The Legislative Analyst’s Office of California published a study on April 30, 2014, that found California’s production tax credit returned to the state 65 cents per dollar expended. Which would put California right in line with all the other states returning pennies on the dollar on film tax incentives. North Carolina’s program returns about 19 cents per dollar of revenue spent, per Fiscal Research.

Wait wait wait — why on earth does the home state of Hollywood need film incentives?

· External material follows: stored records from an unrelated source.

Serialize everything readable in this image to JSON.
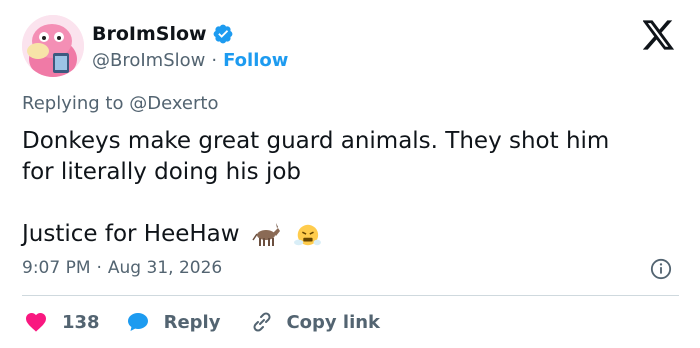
{
  "author": {
    "display_name": "BroImSlow",
    "handle": "@BroImSlow",
    "separator": "·",
    "follow_label": "Follow",
    "verified": true,
    "avatar_icon": "slowpoke-avatar"
  },
  "platform_icon": "x-logo",
  "reply_context": {
    "prefix": "Replying to ",
    "mention": "@Dexerto"
  },
  "tweet": {
    "line1": "Donkeys make great guard animals. They shot him",
    "line2": "for literally doing his job",
    "line3": "Justice for HeeHaw",
    "emojis": [
      "donkey",
      "angry-face-steam"
    ]
  },
  "meta": {
    "time": "9:07 PM",
    "separator": "·",
    "date": "Aug 31, 2026"
  },
  "actions": {
    "like_count": "138",
    "reply_label": "Reply",
    "copy_label": "Copy link"
  },
  "colors": {
    "accent": "#1d9bf0",
    "like": "#f91880",
    "text": "#0f1419",
    "muted": "#536471"
  }
}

A very good question, and it shows just how far this race to the bottom has gone. So many states got into giveaways to film production companies that it perverted the business model. Now part of business decisions involves finding out which state’s political leaders offer the most cash, since aside from a few establishment shots and specific locales, stories can be filmed anywhere. So the natural home for the industry and all its infrastructure is being abandoned in favor of the big (public) spenders at the moment.

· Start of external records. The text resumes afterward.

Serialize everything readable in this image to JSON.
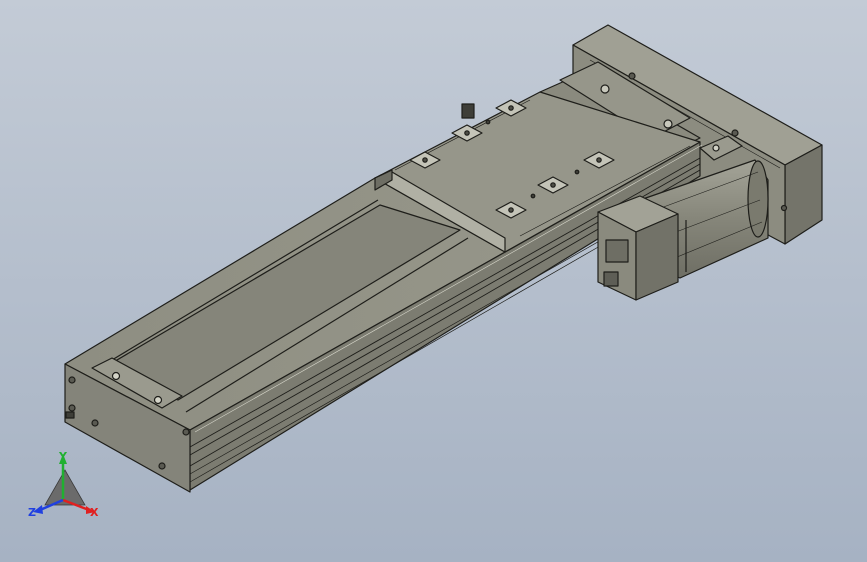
{
  "viewport": {
    "background_top": "#c2cad5",
    "background_bottom": "#a7b3c4",
    "body_color": "#8c8c80",
    "edge_color": "#1e1e1a"
  },
  "triad": {
    "x_label": "X",
    "y_label": "Y",
    "z_label": "Z",
    "x_color": "#e02020",
    "y_color": "#20b030",
    "z_color": "#2040e0"
  }
}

Some states have wised up to this game and gotten out. Now over one-fourth of U.S. states have ended, suspended, or not started incentives programs. North Carolina has a chance to join them.

Also, California’s tax structure is punitive, so the lure of tax incentives elsewhere (where taxes are already lower) is likely even more appealing. California’s leaders could see fleeing film productions in the context of its ongoing capital flight, and therefore choose to fix the root problem rather than address a sensational symptom.

But that’s the thing with targeted tax incentives: they’re about government picking specifically favored winners, not about government clearing out of the way with an all-comers tax incentive (i.e., lower taxes for everyone) to allow more and many different kinds of winners.